Mahmoud spoke about agency as also a form of awareness. She said that often people become spectators to violence, watching it happen in countries like South Sudan, watching civilians flee the violence in Darfur on the news, watching the violence, displacement and death there. But no one is merely a spectator to violence, no one is disconnected from it regardless of how far away it may seem.

“Many people think that violence is a third world problem,” she said. Much of her poetry focuses on the production of a subtle but racist language in the United States, looking at the prejudices we hold through our linguistic slips, and the jokes that we easily make. “But [violence] is hiding here, in conversation.”


“What could grow in the desert anyway?”

“Sorrow that turns even the loudest dreams to ashes.”

“People like us.”

“When I was 7, she cradled bullets in the billows of her robes.”

“Tonight he’ll crush the henna blossoms on her wrists/With the same hands the man next door threw at his wife last Thursday/The same fists that taught a daughter to keep her mouth shut.”

As she was performing these last lines from her poem “The Bride,” Mahmoud began to cry. She looked down at the ground apologetically, then looked up, and whispered: “I just get emotional.” She revealed that she wrote the poem about a wedding that occurred in Washington D.C., where she noted that no one knew the bride’s name, and no one understood what she was saying because she only spoke Arabic. This poem is her imagining the landscape of the bride’s mind and the words she might have wanted to say.

Watching Mahmoud begin to cry, I also felt a pang of hurt in my chest as I thought of the life of the girl. I looked down at all the lines I had written down in my notebook from the various poems she had performed throughout the evening. Some were fragments and not full lines, but they were the words that stuck with me most, that even after her performance, I flipped to during class in the weeks after.
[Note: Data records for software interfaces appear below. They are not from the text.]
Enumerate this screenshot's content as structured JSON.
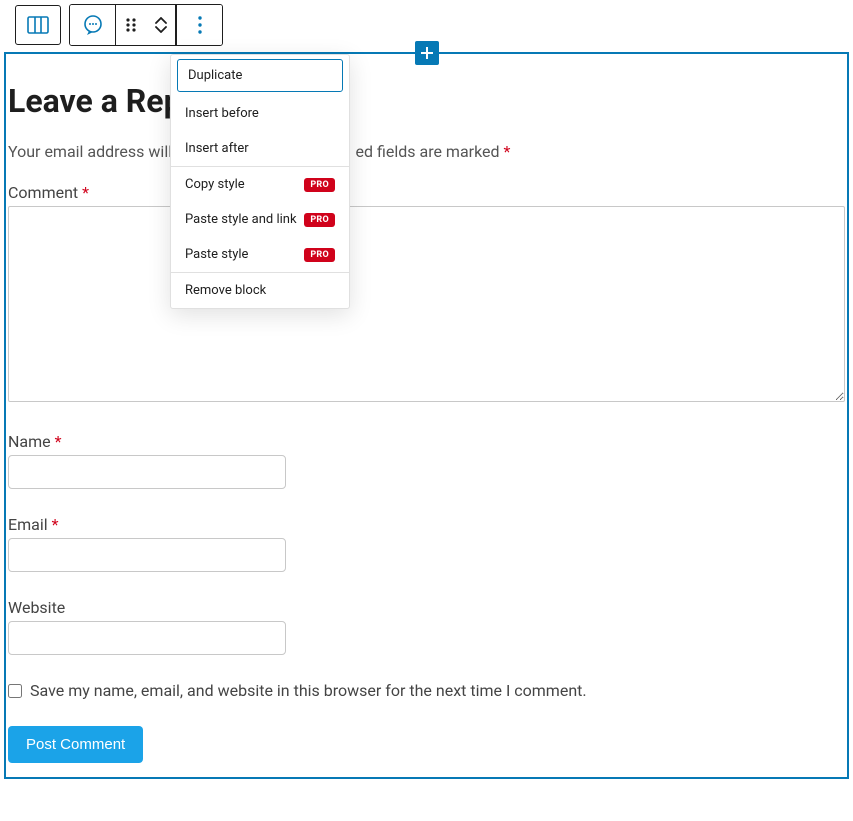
{
  "form": {
    "title": "Leave a Reply",
    "help_text_before": "Your email address will",
    "help_text_after": "ed fields are marked ",
    "labels": {
      "comment": "Comment ",
      "name": "Name ",
      "email": "Email ",
      "website": "Website"
    },
    "checkbox_label": "Save my name, email, and website in this browser for the next time I comment.",
    "submit": "Post Comment",
    "required_mark": "*"
  },
  "menu": {
    "duplicate": "Duplicate",
    "insert_before": "Insert before",
    "insert_after": "Insert after",
    "copy_style": "Copy style",
    "paste_style_link": "Paste style and link",
    "paste_style": "Paste style",
    "remove": "Remove block",
    "pro": "PRO"
  }
}
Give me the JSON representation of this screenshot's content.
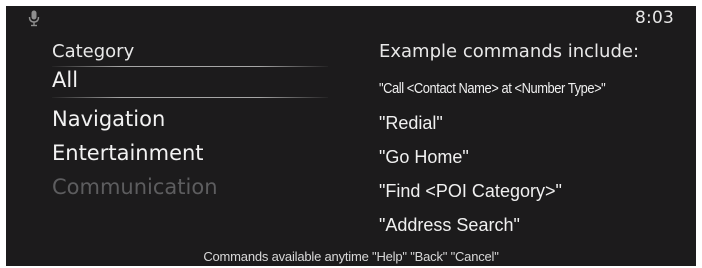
{
  "status": {
    "time": "8:03",
    "mic_icon": "microphone-icon"
  },
  "category_panel": {
    "heading": "Category",
    "items": [
      {
        "label": "All",
        "state": "selected"
      },
      {
        "label": "Navigation",
        "state": "enabled"
      },
      {
        "label": "Entertainment",
        "state": "enabled"
      },
      {
        "label": "Communication",
        "state": "disabled"
      }
    ]
  },
  "examples_panel": {
    "heading": "Example commands include:",
    "commands": [
      "\"Call <Contact Name> at <Number Type>\"",
      "\"Redial\"",
      "\"Go Home\"",
      "\"Find <POI Category>\"",
      "\"Address Search\""
    ]
  },
  "footer": {
    "text": "Commands available anytime \"Help\" \"Back\" \"Cancel\""
  },
  "colors": {
    "background": "#1c1b1c",
    "text": "#f2f2f2",
    "disabled_text": "#5d5d5f"
  }
}
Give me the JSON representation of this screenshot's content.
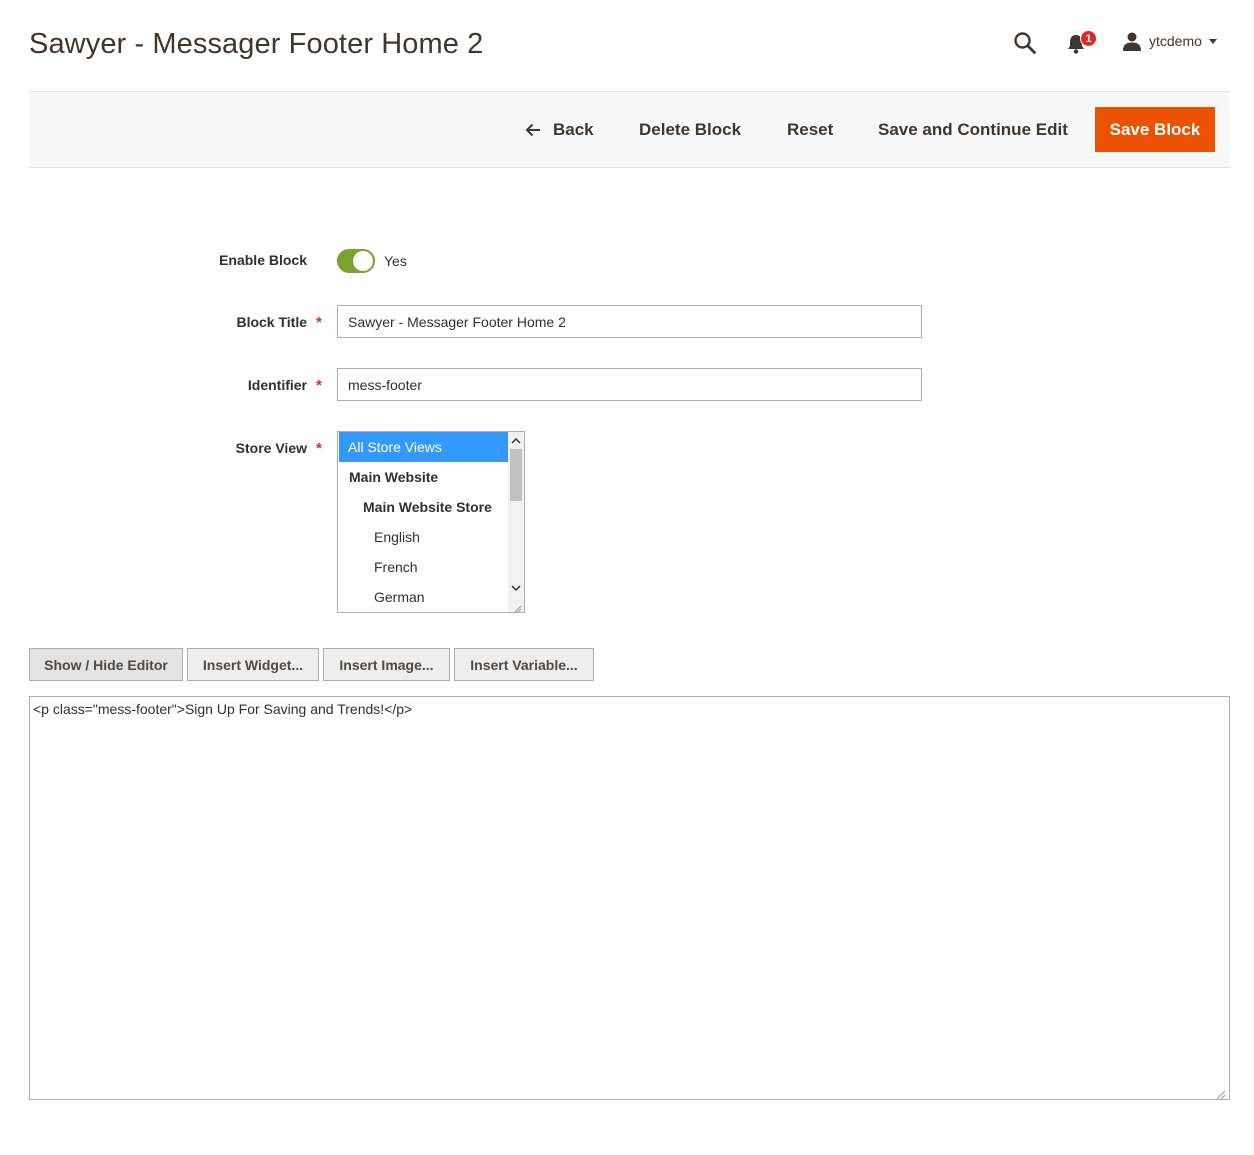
{
  "header": {
    "title": "Sawyer - Messager Footer Home 2",
    "notification_count": "1",
    "user_name": "ytcdemo"
  },
  "toolbar": {
    "back_label": "Back",
    "delete_label": "Delete Block",
    "reset_label": "Reset",
    "save_continue_label": "Save and Continue Edit",
    "save_label": "Save Block"
  },
  "form": {
    "enable_block": {
      "label": "Enable Block",
      "value": "Yes",
      "enabled": true
    },
    "block_title": {
      "label": "Block Title",
      "value": "Sawyer - Messager Footer Home 2",
      "required": "*"
    },
    "identifier": {
      "label": "Identifier",
      "value": "mess-footer",
      "required": "*"
    },
    "store_view": {
      "label": "Store View",
      "required": "*",
      "options": [
        {
          "label": "All Store Views",
          "selected": true,
          "bold": false
        },
        {
          "label": "Main Website",
          "selected": false,
          "bold": true
        },
        {
          "label": "Main Website Store",
          "selected": false,
          "bold": true
        },
        {
          "label": "English",
          "selected": false,
          "bold": false
        },
        {
          "label": "French",
          "selected": false,
          "bold": false
        },
        {
          "label": "German",
          "selected": false,
          "bold": false
        }
      ]
    }
  },
  "editor": {
    "show_hide_label": "Show / Hide Editor",
    "insert_widget_label": "Insert Widget...",
    "insert_image_label": "Insert Image...",
    "insert_variable_label": "Insert Variable...",
    "content": "<p class=\"mess-footer\">Sign Up For Saving and Trends!</p>"
  },
  "colors": {
    "accent": "#eb5202",
    "toggle_on": "#79a22e",
    "selected_option": "#3399ff",
    "badge": "#e22626"
  }
}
“When I was 7, she cradled bullets in the billows of her robes,” Mahmoud wrote about her mother. Mahmoud’s writing has the ability to take something like clothing — the billows of robes — and turn it into something darker. Through her language, we are invited into the mind of the young girl who watched her mother, and her mother who not only had to care for her child but had to fight war, harboring trauma in her veins. We are invited for a brief moment, through Mahmoud’s haunting imagery—crushed henna blossoms on wrists—into the mind of the bride, as she sits next to her to-be husband, dreading his touch. We cannot know the complete geographies of these individuals’ lives, and yet Mahmoud’s poetry offers the possibility of empathy, however painful it might be to try to understand. We become more compassionate, understanding individuals after watching her performance. It is not, however, a performance that we come away from but something that bleeds into reality, becomes part of us.

Emi Mahmoud’s work explores movement in her life and in the lives of South Sudanese refugees. Her poems explore why we run—how many must equate running with survival, and cannot stop running. And her poems explore why, even if our sorrow turns our dreams to ashes, we continue to dream, loudly.


Meghana Mysore is a junior majoring in English in Davenport College. You can contact her at meghana.mysore@yale.edu.